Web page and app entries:

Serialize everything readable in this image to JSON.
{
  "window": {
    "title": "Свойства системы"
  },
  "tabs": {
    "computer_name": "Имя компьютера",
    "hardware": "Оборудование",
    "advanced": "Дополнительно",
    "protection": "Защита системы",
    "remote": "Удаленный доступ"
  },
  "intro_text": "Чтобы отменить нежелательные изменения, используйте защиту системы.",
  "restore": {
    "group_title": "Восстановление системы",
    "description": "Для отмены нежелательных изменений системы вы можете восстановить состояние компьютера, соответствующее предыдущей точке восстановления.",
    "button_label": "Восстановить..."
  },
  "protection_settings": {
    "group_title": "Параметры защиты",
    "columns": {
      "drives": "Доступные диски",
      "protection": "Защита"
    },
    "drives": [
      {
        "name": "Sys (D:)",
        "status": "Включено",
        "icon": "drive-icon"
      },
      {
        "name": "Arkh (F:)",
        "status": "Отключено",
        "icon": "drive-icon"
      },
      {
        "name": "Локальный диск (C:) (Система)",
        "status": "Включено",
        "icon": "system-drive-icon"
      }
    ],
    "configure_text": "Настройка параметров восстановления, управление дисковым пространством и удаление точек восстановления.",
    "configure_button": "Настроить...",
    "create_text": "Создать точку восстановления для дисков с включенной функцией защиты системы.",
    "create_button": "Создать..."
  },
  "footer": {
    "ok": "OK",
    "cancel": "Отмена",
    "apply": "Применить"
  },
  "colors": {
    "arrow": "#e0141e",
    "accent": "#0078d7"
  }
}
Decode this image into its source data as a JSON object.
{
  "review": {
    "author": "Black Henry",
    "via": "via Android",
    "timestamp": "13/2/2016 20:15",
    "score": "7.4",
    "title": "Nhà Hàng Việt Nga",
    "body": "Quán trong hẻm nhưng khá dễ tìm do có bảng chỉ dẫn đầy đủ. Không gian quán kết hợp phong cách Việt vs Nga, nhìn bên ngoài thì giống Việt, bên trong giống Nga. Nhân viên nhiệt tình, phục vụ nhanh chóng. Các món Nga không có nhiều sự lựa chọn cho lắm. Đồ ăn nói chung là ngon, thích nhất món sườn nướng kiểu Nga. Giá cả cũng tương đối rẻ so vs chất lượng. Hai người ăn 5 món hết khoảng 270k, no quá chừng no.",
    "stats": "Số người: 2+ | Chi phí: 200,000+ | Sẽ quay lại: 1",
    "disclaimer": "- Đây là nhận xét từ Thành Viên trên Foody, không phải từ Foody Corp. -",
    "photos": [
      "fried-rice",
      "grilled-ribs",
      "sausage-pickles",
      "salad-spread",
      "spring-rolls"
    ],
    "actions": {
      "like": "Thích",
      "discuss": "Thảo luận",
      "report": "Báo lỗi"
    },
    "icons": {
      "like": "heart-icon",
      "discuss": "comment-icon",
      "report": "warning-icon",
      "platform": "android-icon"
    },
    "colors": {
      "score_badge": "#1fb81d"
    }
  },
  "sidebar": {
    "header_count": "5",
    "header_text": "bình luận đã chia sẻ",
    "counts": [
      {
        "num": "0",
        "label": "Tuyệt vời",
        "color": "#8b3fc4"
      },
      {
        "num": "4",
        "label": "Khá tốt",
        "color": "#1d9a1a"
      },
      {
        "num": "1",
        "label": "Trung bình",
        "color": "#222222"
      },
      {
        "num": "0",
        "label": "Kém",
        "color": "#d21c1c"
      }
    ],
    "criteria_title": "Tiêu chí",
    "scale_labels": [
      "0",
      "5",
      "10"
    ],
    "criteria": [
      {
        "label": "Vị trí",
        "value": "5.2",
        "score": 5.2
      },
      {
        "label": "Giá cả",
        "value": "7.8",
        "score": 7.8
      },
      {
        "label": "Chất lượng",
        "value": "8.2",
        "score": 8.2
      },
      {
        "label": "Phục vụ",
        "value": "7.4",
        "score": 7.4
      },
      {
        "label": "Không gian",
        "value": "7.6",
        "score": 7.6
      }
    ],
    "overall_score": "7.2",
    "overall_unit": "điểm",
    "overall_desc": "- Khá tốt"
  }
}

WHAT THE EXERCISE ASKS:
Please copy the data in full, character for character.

TASK ANSWER:
Serialize everything readable in this image to JSON.
{
  "window": {
    "title": "Свойства системы"
  },
  "tabs": {
    "computer_name": "Имя компьютера",
    "hardware": "Оборудование",
    "advanced": "Дополнительно",
    "protection": "Защита системы",
    "remote": "Удаленный доступ"
  },
  "intro_text": "Чтобы отменить нежелательные изменения, используйте защиту системы.",
  "restore": {
    "group_title": "Восстановление системы",
    "description": "Для отмены нежелательных изменений системы вы можете восстановить состояние компьютера, соответствующее предыдущей точке восстановления.",
    "button_label": "Восстановить..."
  },
  "protection_settings": {
    "group_title": "Параметры защиты",
    "columns": {
      "drives": "Доступные диски",
      "protection": "Защита"
    },
    "drives": [
      {
        "name": "Sys (D:)",
        "status": "Включено",
        "icon": "drive-icon"
      },
      {
        "name": "Arkh (F:)",
        "status": "Отключено",
        "icon": "drive-icon"
      },
      {
        "name": "Локальный диск (C:) (Система)",
        "status": "Включено",
        "icon": "system-drive-icon"
      }
    ],
    "configure_text": "Настройка параметров восстановления, управление дисковым пространством и удаление точек восстановления.",
    "configure_button": "Настроить...",
    "create_text": "Создать точку восстановления для дисков с включенной функцией защиты системы.",
    "create_button": "Создать..."
  },
  "footer": {
    "ok": "OK",
    "cancel": "Отмена",
    "apply": "Применить"
  },
  "colors": {
    "arrow": "#e0141e",
    "accent": "#0078d7"
  }
}
Decode this image into its source data as a JSON object.
{
  "review": {
    "author": "Black Henry",
    "via": "via Android",
    "timestamp": "13/2/2016 20:15",
    "score": "7.4",
    "title": "Nhà Hàng Việt Nga",
    "body": "Quán trong hẻm nhưng khá dễ tìm do có bảng chỉ dẫn đầy đủ. Không gian quán kết hợp phong cách Việt vs Nga, nhìn bên ngoài thì giống Việt, bên trong giống Nga. Nhân viên nhiệt tình, phục vụ nhanh chóng. Các món Nga không có nhiều sự lựa chọn cho lắm. Đồ ăn nói chung là ngon, thích nhất món sườn nướng kiểu Nga. Giá cả cũng tương đối rẻ so vs chất lượng. Hai người ăn 5 món hết khoảng 270k, no quá chừng no.",
    "stats": "Số người: 2+ | Chi phí: 200,000+ | Sẽ quay lại: 1",
    "disclaimer": "- Đây là nhận xét từ Thành Viên trên Foody, không phải từ Foody Corp. -",
    "photos": [
      "fried-rice",
      "grilled-ribs",
      "sausage-pickles",
      "salad-spread",
      "spring-rolls"
    ],
    "actions": {
      "like": "Thích",
      "discuss": "Thảo luận",
      "report": "Báo lỗi"
    },
    "icons": {
      "like": "heart-icon",
      "discuss": "comment-icon",
      "report": "warning-icon",
      "platform": "android-icon"
    },
    "colors": {
      "score_badge": "#1fb81d"
    }
  },
  "sidebar": {
    "header_count": "5",
    "header_text": "bình luận đã chia sẻ",
    "counts": [
      {
        "num": "0",
        "label": "Tuyệt vời",
        "color": "#8b3fc4"
      },
      {
        "num": "4",
        "label": "Khá tốt",
        "color": "#1d9a1a"
      },
      {
        "num": "1",
        "label": "Trung bình",
        "color": "#222222"
      },
      {
        "num": "0",
        "label": "Kém",
        "color": "#d21c1c"
      }
    ],
    "criteria_title": "Tiêu chí",
    "scale_labels": [
      "0",
      "5",
      "10"
    ],
    "criteria": [
      {
        "label": "Vị trí",
        "value": "5.2",
        "score": 5.2
      },
      {
        "label": "Giá cả",
        "value": "7.8",
        "score": 7.8
      },
      {
        "label": "Chất lượng",
        "value": "8.2",
        "score": 8.2
      },
      {
        "label": "Phục vụ",
        "value": "7.4",
        "score": 7.4
      },
      {
        "label": "Không gian",
        "value": "7.6",
        "score": 7.6
      }
    ],
    "overall_score": "7.2",
    "overall_unit": "điểm",
    "overall_desc": "- Khá tốt"
  }
}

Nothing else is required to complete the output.